So much for girlpower.
I volunteer with women, a lot. I volunteer with college women–in a capacity that I hope reaches out to them; works with them; teaches them that they are more than what they think they are. I volunteer at the hospital–again, with women. I am not the woman who will tell you she doesn’t like other women.
I do like other women. I like the company of girls. I find women remarkable; powerful; intimidating; brilliant.
Tonight, I was at an event for survivors of domestic violence–survivors and their children. And I was struck by the strength and humility in the room; by how well-behaved the children were; by the little girls who had an incredible sense of their own power and self-worth.
By mothers who were doing everything right.
Young women astound me. Their curiosity; their capacity for love and their ability to take what the world has to offer them. They haven’t yet had their hearts broken. They haven’t yet become conscious of their bodies or had someone calling them names or critiquing their shape or their hair or their clothes. They haven’t yet been objectified or sexualized.
These young women–these girls–they were amazing.
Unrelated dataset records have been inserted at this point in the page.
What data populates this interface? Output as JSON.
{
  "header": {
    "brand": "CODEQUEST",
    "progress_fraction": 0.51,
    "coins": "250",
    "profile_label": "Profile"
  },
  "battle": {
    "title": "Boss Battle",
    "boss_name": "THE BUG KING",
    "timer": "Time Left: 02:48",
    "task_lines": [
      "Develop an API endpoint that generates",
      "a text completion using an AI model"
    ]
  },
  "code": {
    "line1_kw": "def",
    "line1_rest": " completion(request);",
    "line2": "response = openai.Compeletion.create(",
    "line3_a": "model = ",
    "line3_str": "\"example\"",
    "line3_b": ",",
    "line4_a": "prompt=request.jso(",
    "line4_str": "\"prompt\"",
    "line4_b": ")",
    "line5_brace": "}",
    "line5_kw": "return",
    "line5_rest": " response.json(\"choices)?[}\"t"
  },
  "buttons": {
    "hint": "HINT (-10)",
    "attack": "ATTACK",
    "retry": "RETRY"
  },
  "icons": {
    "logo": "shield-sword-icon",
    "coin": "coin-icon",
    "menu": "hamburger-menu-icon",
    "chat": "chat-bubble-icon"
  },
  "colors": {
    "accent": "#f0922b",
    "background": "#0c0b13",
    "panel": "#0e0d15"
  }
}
And I looked at their mothers on the other side of the room…women who had been through a lot; who had seen a lot. I watched as they received gifts; as they were given journals. As they got faraway looks in their eyes when the moderator said, “These notebooks are for you. Only you. Not to write about your kids, or your grandkids, or to write down phone numbers. But to write about why you love yourself. To write down the things that have happened to you–happy and sad. To write down your dreams, and your joys. To write about you.”
And I glanced behind me, in my bag, at my own black notebook. At the black moleskine–just like the ones that had come before it–my private space…the space that my ex-husband had torn apart; savaged, ravaged…made his space. Tried to own.
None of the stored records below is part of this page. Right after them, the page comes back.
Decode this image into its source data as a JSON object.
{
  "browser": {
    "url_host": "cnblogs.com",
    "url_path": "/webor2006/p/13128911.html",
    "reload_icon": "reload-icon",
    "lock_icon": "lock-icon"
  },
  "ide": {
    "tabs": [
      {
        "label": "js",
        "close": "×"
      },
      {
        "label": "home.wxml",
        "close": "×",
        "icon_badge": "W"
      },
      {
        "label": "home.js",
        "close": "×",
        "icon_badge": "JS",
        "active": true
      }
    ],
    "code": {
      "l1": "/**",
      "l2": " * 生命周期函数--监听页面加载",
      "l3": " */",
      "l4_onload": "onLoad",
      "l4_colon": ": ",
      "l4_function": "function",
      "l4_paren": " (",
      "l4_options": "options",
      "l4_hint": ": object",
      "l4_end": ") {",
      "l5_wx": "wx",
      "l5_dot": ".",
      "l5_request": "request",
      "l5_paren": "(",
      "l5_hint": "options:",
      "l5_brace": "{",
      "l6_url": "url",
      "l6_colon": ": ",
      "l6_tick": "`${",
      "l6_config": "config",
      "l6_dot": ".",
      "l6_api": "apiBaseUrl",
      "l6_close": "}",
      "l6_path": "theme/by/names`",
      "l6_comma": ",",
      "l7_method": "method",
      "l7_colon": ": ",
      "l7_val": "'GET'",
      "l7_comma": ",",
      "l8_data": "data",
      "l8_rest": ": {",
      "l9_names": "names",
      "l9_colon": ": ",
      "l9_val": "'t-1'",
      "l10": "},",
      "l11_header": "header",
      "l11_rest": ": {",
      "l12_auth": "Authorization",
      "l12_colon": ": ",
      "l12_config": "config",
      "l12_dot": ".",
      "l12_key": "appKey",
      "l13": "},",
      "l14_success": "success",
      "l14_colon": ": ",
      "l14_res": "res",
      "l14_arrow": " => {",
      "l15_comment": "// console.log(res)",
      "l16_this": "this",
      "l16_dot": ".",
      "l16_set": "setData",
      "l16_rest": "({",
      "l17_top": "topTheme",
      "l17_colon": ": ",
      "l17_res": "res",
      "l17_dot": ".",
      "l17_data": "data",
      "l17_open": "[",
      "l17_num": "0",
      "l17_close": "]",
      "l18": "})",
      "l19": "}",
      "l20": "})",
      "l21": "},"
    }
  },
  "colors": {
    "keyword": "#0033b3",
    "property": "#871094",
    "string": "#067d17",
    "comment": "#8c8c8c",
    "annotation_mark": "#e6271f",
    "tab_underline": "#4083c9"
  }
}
Sometimes I wonder if I will ever be an adequate role model; if I will ever be enough as a volunteer because I could not maintain that room of my own.
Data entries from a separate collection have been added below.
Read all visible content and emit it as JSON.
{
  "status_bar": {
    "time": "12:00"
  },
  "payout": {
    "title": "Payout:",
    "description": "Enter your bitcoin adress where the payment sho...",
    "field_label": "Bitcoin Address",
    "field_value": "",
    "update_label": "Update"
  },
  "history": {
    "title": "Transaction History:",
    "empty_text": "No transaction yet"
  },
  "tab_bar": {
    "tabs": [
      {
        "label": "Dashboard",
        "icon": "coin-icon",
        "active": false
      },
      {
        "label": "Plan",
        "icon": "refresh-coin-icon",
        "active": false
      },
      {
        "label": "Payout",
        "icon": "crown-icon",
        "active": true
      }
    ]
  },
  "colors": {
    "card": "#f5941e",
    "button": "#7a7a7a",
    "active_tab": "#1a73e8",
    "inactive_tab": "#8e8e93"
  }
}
And then I think, perhaps, I am a better role model and volunteer because of it.
Regardless of anything, regardless of whatever those women write in those books…there was something in me that quivered a bit; that surged a bit and hoped a bit when I saw the looks in their eyes–the hope in the girls’ eyes and the wistfulness in their mothers. That made me thing that maybe things might be different; that maybe things might not always be as they seemed.
That maybe an end isn’t an end, but a beginning.